As part of that effort, Auburn will host a public webinar on “Green Recovery, Climate Solutions and a Just Transition” on Wednesday, April 7, from 6-7:30 p.m.

The webinar is one of 125 similar events being held across the planet in early April as part of a global project called Solve Climate By 2030, sponsored by Bard College in New York.

Worldwide, from Australia to Alabama, Kyrgyzstan to Kentucky, Colombia to Colorado and Malaysia to Minnesota, students and community members will hear from local climate experts about concrete steps focused on moving the needle on climate change, while creating much-needed jobs and income for all.

“This webinar will present realistic and optimistic possibilities in Alabama for a climate-friendly economic recovery, a transition to renewable energy that has tremendous social and economic potential and for a just transition to a society that includes and meets the needs and rights of the most vulnerable among us,” said Mike Kensler, director of Auburn’s Office of Sustainability.
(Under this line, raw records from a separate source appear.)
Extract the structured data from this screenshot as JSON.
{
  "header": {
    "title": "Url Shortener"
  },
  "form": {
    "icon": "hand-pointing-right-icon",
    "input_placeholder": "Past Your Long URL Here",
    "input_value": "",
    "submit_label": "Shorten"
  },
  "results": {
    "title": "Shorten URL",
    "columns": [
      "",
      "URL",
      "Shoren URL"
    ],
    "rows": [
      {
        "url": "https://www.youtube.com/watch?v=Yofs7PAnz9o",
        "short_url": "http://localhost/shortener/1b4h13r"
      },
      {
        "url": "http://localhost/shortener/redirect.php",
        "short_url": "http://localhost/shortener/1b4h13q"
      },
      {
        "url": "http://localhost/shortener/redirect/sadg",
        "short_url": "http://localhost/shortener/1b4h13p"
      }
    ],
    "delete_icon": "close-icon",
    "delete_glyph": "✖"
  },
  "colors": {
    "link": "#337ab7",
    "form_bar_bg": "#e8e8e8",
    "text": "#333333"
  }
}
Auburn’s April 7 discussion will feature the following speakers examining topics of solutions for Alabama:

  • Daniel Tait, chief operating officer of Energy Alabama

  • Alan Booker, founder and executive director of the Institute of Integrated Regenerative Design

  • Nina Morgan, climate and environmental justice organizer of the Greater-Birmingham Alliance to Stop Pollution

Eban Goodstein, economist and director of the Solve Climate project at Bard College, urges climate-concerned teachers at the college, university and high school level to kick off Earth Month by discussing the overview of climate solutions here in Alabama.

Professors can utilize Auburn’s webinar to engage students in this critical dialog on social media by using #MakeClimateAClass.

“You don’t have to be an expert on climate to talk with your students,” said Goodstein. “Every subject contributes to understanding climate solutions. Whether you are teaching art, literature, business, philosophy or any other discipline, you can access easy-to-use teaching guides to ‘Make Climate A Class’ at Auburn University.”

Registration to watch the Alabama webinar is available online:

Auburn University is a nationally ranked land grant institution recognized for its commitment to world-class scholarship, interdisciplinary research with an elite, top-tier Carnegie R1 classification, life-changing outreach with Carnegie’s Community Engagement designation and an undergraduate education experience second to none. Auburn is home to more than 30,000 students, and its faculty and research partners collaborate to develop and deliver meaningful scholarship, science and technology-based advancements that meet pressing regional, national and global needs. Auburn’s commitment to active student engagement, professional success and public/private partnership drives a growing reputation for outreach and extension that delivers broad economic, health and societal impact.